Then Jesus came to [the disciples] and said, “All authority in heaven and on earth has been given to me. 19 Therefore go and make disciples of all nations, baptizing them in the name of the Father and of the Son and of the Holy Spirit, 20 and teaching them to obey everything I have commanded you. And surely I am with you always, to the very end of the age.”
Before we finish today, I want to tackle one more thing – Abraham's roll in this covenant. Did God simply bless Abraham while Abraham sat back and did nothing? NO – God would bless Abraham as Abraham continued to believe, or trust, or have faith in God. Here's an example of this. In Genesis 22 God tested Abraham's faith by asking him to sacrifice his son Isaac to him. When Abraham had the knife in his hand we find an amazing statement:
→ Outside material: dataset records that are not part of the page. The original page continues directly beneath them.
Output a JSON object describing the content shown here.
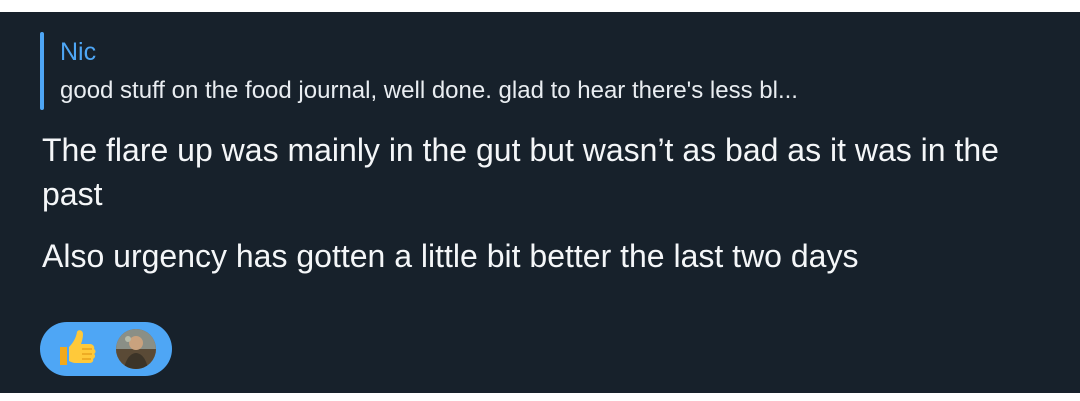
{
  "reply": {
    "author": "Nic",
    "snippet": "good stuff on the food journal, well done.   glad to hear there's less bl..."
  },
  "message": {
    "paragraphs": [
      "The flare up was mainly in the gut but wasn’t as bad as it was in the past",
      "Also urgency has gotten a little bit better the last two days"
    ]
  },
  "reaction": {
    "emoji_icon": "thumbs-up-icon",
    "accent_color": "#4ea6f5",
    "bubble_color": "#17212b"
  }
}
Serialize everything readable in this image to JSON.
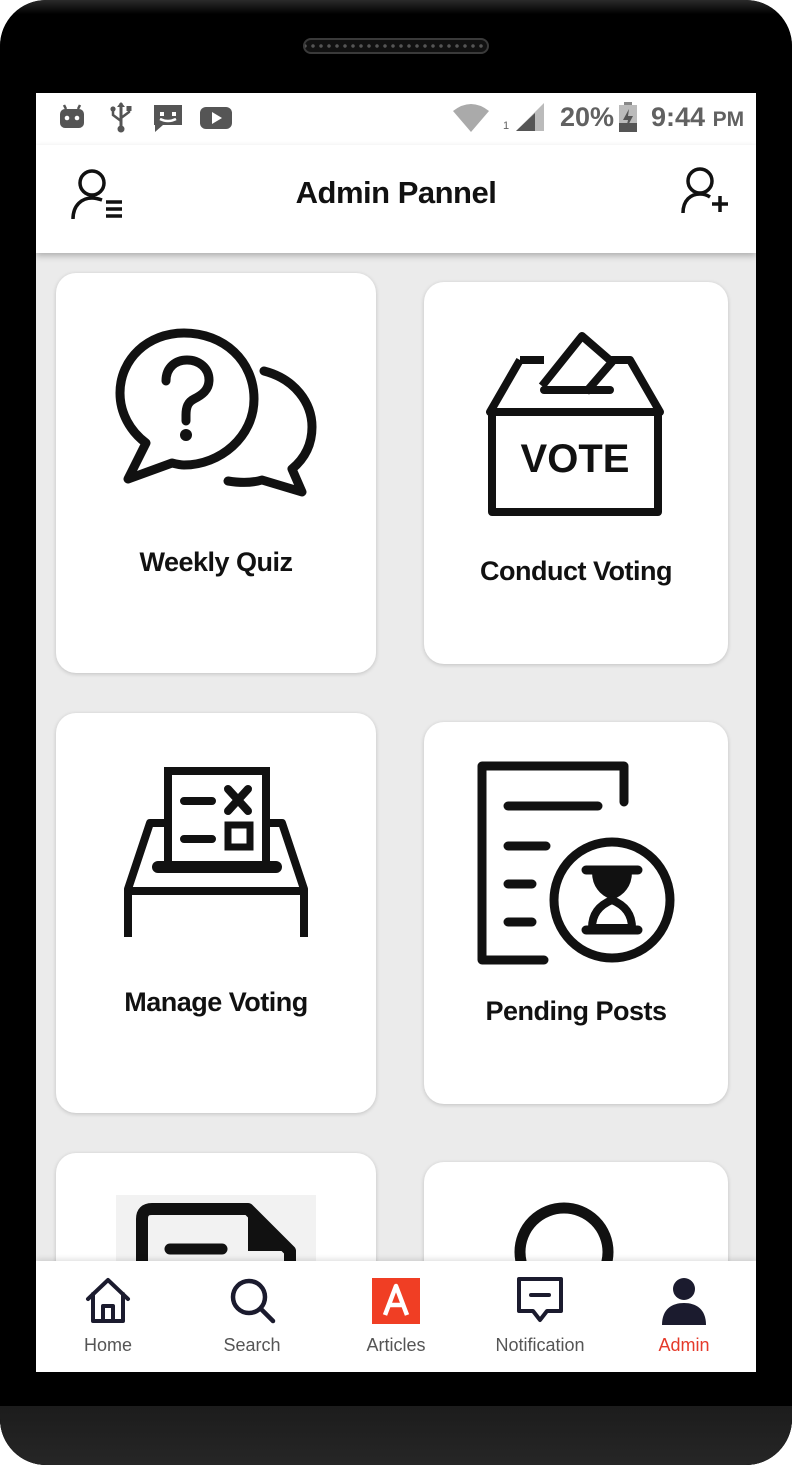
{
  "status_bar": {
    "battery": "20%",
    "time": "9:44",
    "ampm": "PM",
    "sim_slot": "1"
  },
  "appbar": {
    "title": "Admin Pannel"
  },
  "cards": [
    {
      "label": "Weekly Quiz",
      "icon": "quiz-chat-icon"
    },
    {
      "label": "Conduct Voting",
      "icon": "ballot-box-icon"
    },
    {
      "label": "Manage Voting",
      "icon": "ballot-paper-icon"
    },
    {
      "label": "Pending Posts",
      "icon": "pending-document-icon"
    },
    {
      "label": "",
      "icon": "document-icon"
    },
    {
      "label": "",
      "icon": "user-icon"
    }
  ],
  "nav": [
    {
      "label": "Home",
      "icon": "home-icon"
    },
    {
      "label": "Search",
      "icon": "search-icon"
    },
    {
      "label": "Articles",
      "icon": "articles-icon"
    },
    {
      "label": "Notification",
      "icon": "notification-icon"
    },
    {
      "label": "Admin",
      "icon": "admin-icon",
      "active": true
    }
  ],
  "colors": {
    "accent": "#e53a2a",
    "background": "#ebebeb",
    "card": "#ffffff"
  }
}
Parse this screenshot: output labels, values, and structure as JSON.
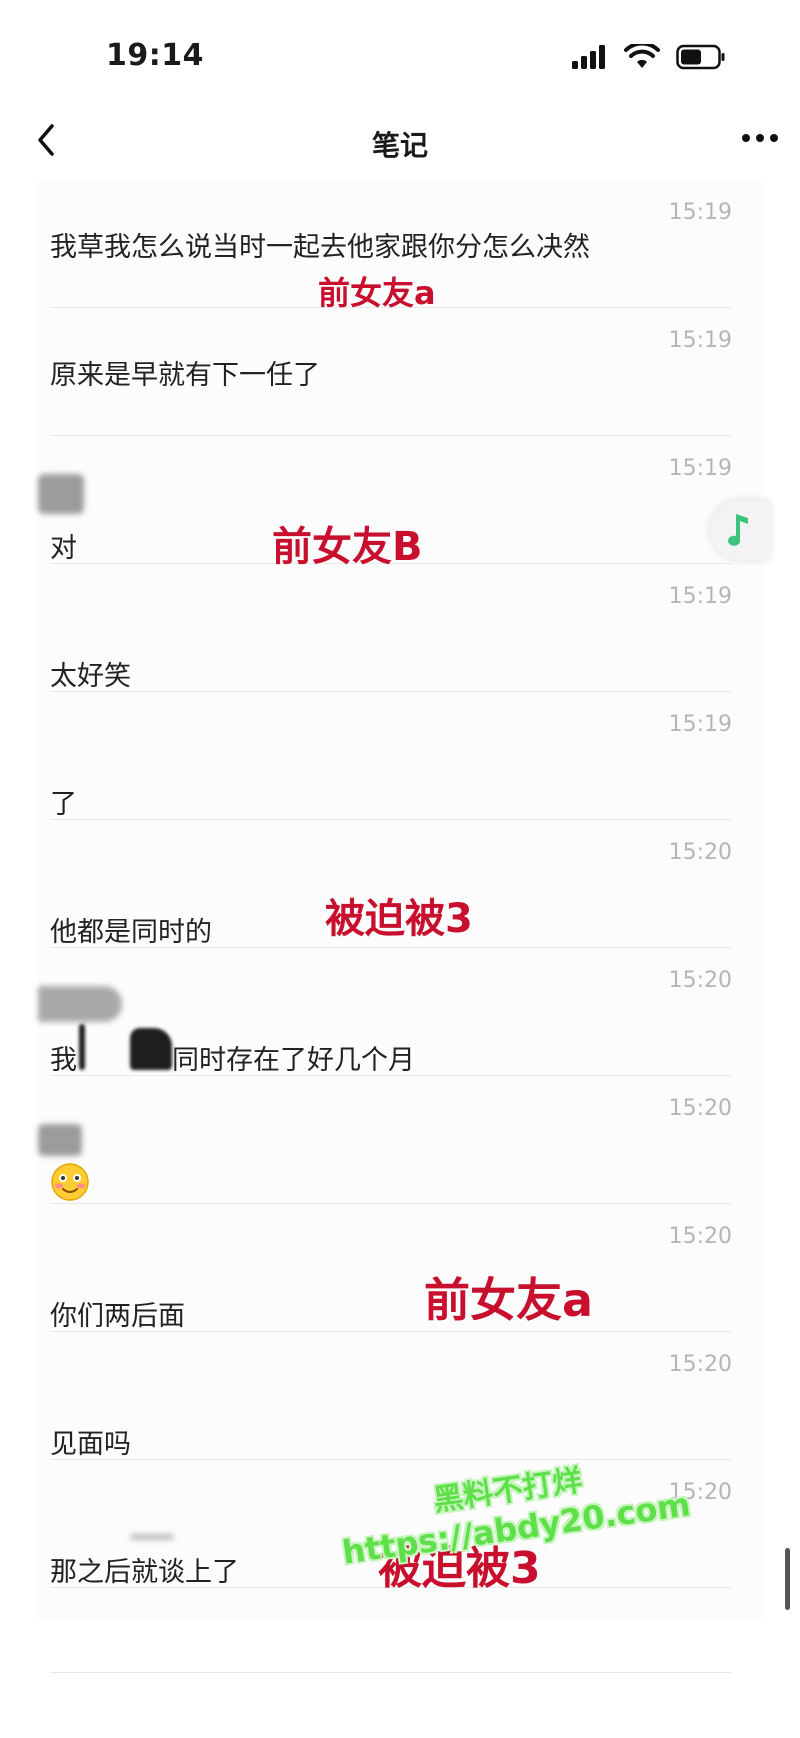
{
  "status": {
    "time": "19:14"
  },
  "nav": {
    "title": "笔记"
  },
  "messages": [
    {
      "time": "15:19",
      "text": "我草我怎么说当时一起去他家跟你分怎么决然"
    },
    {
      "time": "15:19",
      "text": "原来是早就有下一任了"
    },
    {
      "time": "15:19",
      "text": "对"
    },
    {
      "time": "15:19",
      "text": "太好笑"
    },
    {
      "time": "15:19",
      "text": "了"
    },
    {
      "time": "15:20",
      "text": "他都是同时的"
    },
    {
      "time": "15:20",
      "text_a": "我",
      "text_b": "同时存在了好几个月"
    },
    {
      "time": "15:20",
      "text": ""
    },
    {
      "time": "15:20",
      "text": "你们两后面"
    },
    {
      "time": "15:20",
      "text": "见面吗"
    },
    {
      "time": "15:20",
      "text": "那之后就谈上了"
    }
  ],
  "annotations": {
    "a1": "前女友a",
    "b": "前女友B",
    "c1": "被迫被3",
    "a2": "前女友a",
    "c2": "被迫被3"
  },
  "watermark": {
    "line1": "黑料不打烊",
    "line2": "https://abdy20.com"
  },
  "colors": {
    "annotation": "#c8102e",
    "watermark": "#5fe04a",
    "music_note": "#3cc47c"
  },
  "icons": {
    "back": "chevron-left-icon",
    "more": "more-dots-icon",
    "music": "music-note-icon",
    "emoji": "blushing-smile-emoji"
  }
}
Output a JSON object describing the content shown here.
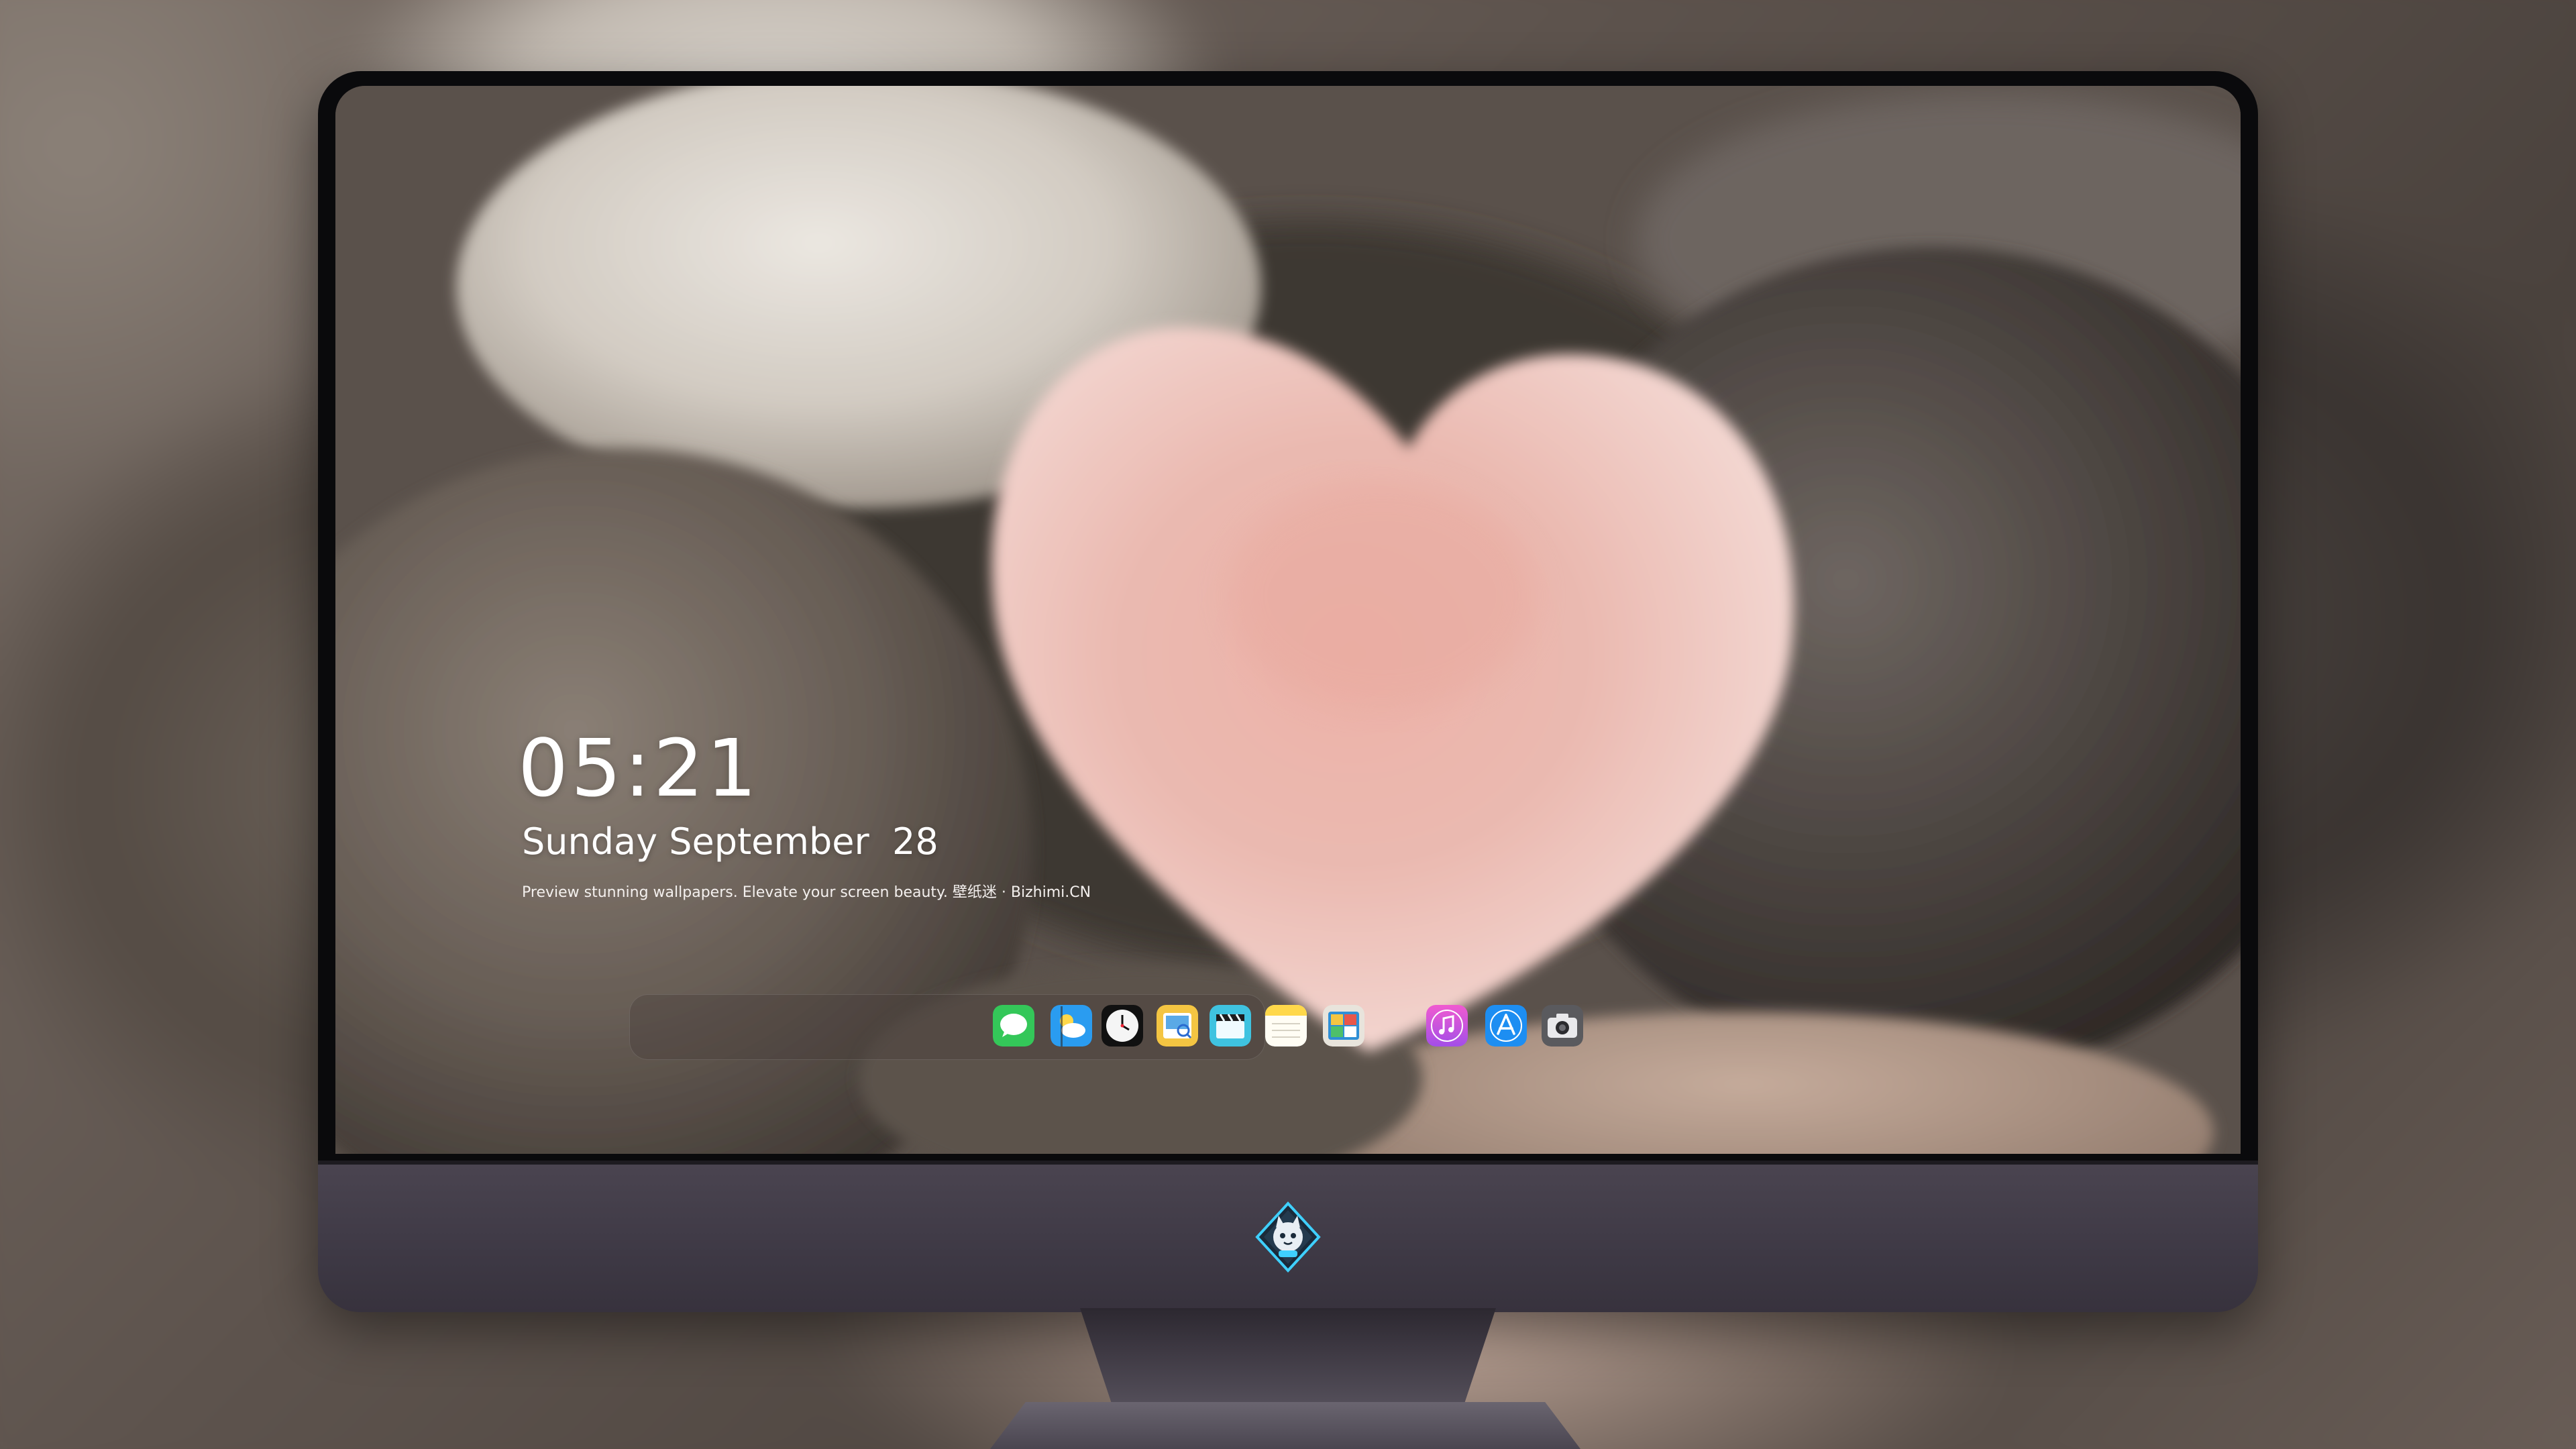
{
  "lock_screen": {
    "time": "05:21",
    "date": "Sunday September  28",
    "tagline": "Preview stunning wallpapers. Elevate your screen beauty. 壁纸迷 · Bizhimi.CN"
  },
  "dock": {
    "apps": [
      {
        "name": "messages",
        "icon": "messages-icon",
        "color": "#34c759"
      },
      {
        "name": "weather",
        "icon": "weather-icon",
        "color": "#2a9cf0"
      },
      {
        "name": "clock",
        "icon": "clock-icon",
        "color": "#111111"
      },
      {
        "name": "preview",
        "icon": "preview-icon",
        "color": "#f4c542"
      },
      {
        "name": "video-clips",
        "icon": "clapperboard-icon",
        "color": "#3fc3e0"
      },
      {
        "name": "notes",
        "icon": "notes-icon",
        "color": "#ffd84a"
      },
      {
        "name": "photo-booth",
        "icon": "photo-booth-icon",
        "color": "#e8e4dc"
      },
      {
        "name": "music",
        "icon": "music-icon",
        "color": "#d35bd8"
      },
      {
        "name": "app-store",
        "icon": "app-store-icon",
        "color": "#1d8ef2"
      },
      {
        "name": "camera",
        "icon": "camera-icon",
        "color": "#5a5a5e"
      }
    ]
  },
  "monitor": {
    "logo": "cat-mascot-logo"
  }
}
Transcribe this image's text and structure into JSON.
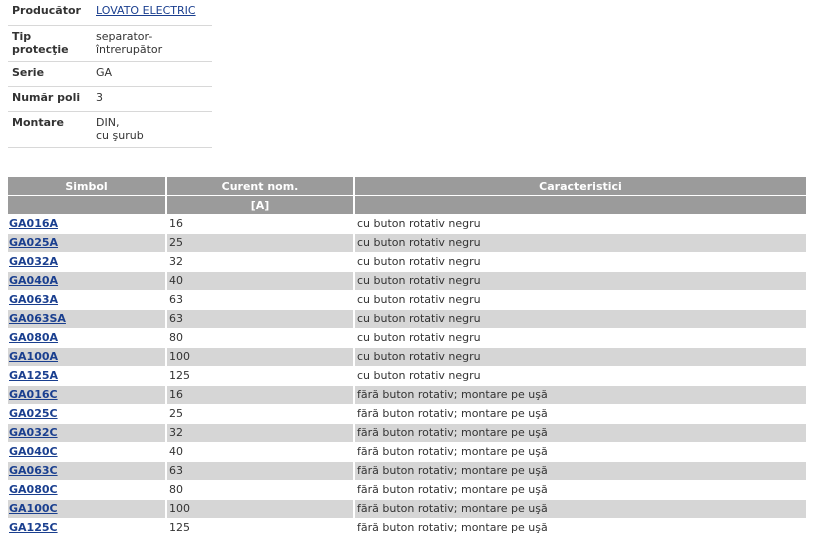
{
  "attributes": [
    {
      "label": "Producător",
      "value": "LOVATO ELECTRIC",
      "link": true
    },
    {
      "label": "Tip protecţie",
      "value": "separator-întrerupător",
      "link": false
    },
    {
      "label": "Serie",
      "value": "GA",
      "link": false
    },
    {
      "label": "Număr poli",
      "value": "3",
      "link": false
    },
    {
      "label": "Montare",
      "value": "DIN,",
      "value2": "cu şurub",
      "link": false
    }
  ],
  "table": {
    "headers": [
      "Simbol",
      "Curent nom.",
      "Caracteristici"
    ],
    "subheaders": [
      "",
      "[A]",
      ""
    ],
    "rows": [
      {
        "symbol": "GA016A",
        "current": "16",
        "feature": "cu buton rotativ negru"
      },
      {
        "symbol": "GA025A",
        "current": "25",
        "feature": "cu buton rotativ negru"
      },
      {
        "symbol": "GA032A",
        "current": "32",
        "feature": "cu buton rotativ negru"
      },
      {
        "symbol": "GA040A",
        "current": "40",
        "feature": "cu buton rotativ negru"
      },
      {
        "symbol": "GA063A",
        "current": "63",
        "feature": "cu buton rotativ negru"
      },
      {
        "symbol": "GA063SA",
        "current": "63",
        "feature": "cu buton rotativ negru"
      },
      {
        "symbol": "GA080A",
        "current": "80",
        "feature": "cu buton rotativ negru"
      },
      {
        "symbol": "GA100A",
        "current": "100",
        "feature": "cu buton rotativ negru"
      },
      {
        "symbol": "GA125A",
        "current": "125",
        "feature": "cu buton rotativ negru"
      },
      {
        "symbol": "GA016C",
        "current": "16",
        "feature": "fără buton rotativ; montare pe uşă"
      },
      {
        "symbol": "GA025C",
        "current": "25",
        "feature": "fără buton rotativ; montare pe uşă"
      },
      {
        "symbol": "GA032C",
        "current": "32",
        "feature": "fără buton rotativ; montare pe uşă"
      },
      {
        "symbol": "GA040C",
        "current": "40",
        "feature": "fără buton rotativ; montare pe uşă"
      },
      {
        "symbol": "GA063C",
        "current": "63",
        "feature": "fără buton rotativ; montare pe uşă"
      },
      {
        "symbol": "GA080C",
        "current": "80",
        "feature": "fără buton rotativ; montare pe uşă"
      },
      {
        "symbol": "GA100C",
        "current": "100",
        "feature": "fără buton rotativ; montare pe uşă"
      },
      {
        "symbol": "GA125C",
        "current": "125",
        "feature": "fără buton rotativ; montare pe uşă"
      }
    ]
  },
  "colors": {
    "header_bg": "#9b9b9b",
    "row_alt_bg": "#d6d6d6",
    "link": "#1a3f8f"
  }
}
Genesis 22:16-18 (NIV)
...“I swear by myself, declares the Lord, that because you have done this and have not withheld your son, your only son, I will surely bless you and make your descendants as numerous as the stars in the sky and as the sand on the seashore. Your descendants will take possession of the cities of their enemies, and through your offspring all nations on earth will be blessed, because you have obeyed me.”
God working out his promises to Abraham happened as Abraham continued to believe God. God will also work out his promises in the lives of those who live for him as they live for him.
But does that mean that God's plan is dependent on me? No – as God rescues his people he gives them the faith they need to follow him. While God's victory in my life must be lived out by me, in the end I cannot take credit for it. It is all God's kindness to me, his grace that saves.
In the O.T. covenant(s) we see a patient and merciful God who deeply desires to connect with his people. God shows great love in making a way for relationship and blessing. While God cannot overlook sin and could anyalate everyone, he tenderly shows his desire to bless and not curse, to give life and not death. God personaly reveals himself over and over again to those who might listen, “I have made a way!”
The Abrahamic Covenant is an amazing gift, but in its original form it doesn't really work – it asks too much from us – again we fail.
Isaiah 24:5 (NIV)
The earth is defiled by its people; they have disobeyed the laws, violated the statutes and broken the everlasting covenant.
With the death and resurrection of Jesus we finally have what we need for Abraham's covenant to reach its intended form. We now have someone who will keep the covenant for us – perfectly – that's why Jesus came. He succeeded where we cannot.
Some of you here may be living under a system that doesn't work – working for God's blessing. That's backwords – we live for God ONLY because he first loved us. Please don't put your faith in your ability to meet God's standards – you can't do it. Instead, put your faith in the One who can keep the covenant for you.
John 3:16 (NIV)
“For God so loved the world that he gave his one and only Son, that whoever believes in him shall not perish but have eternal life.”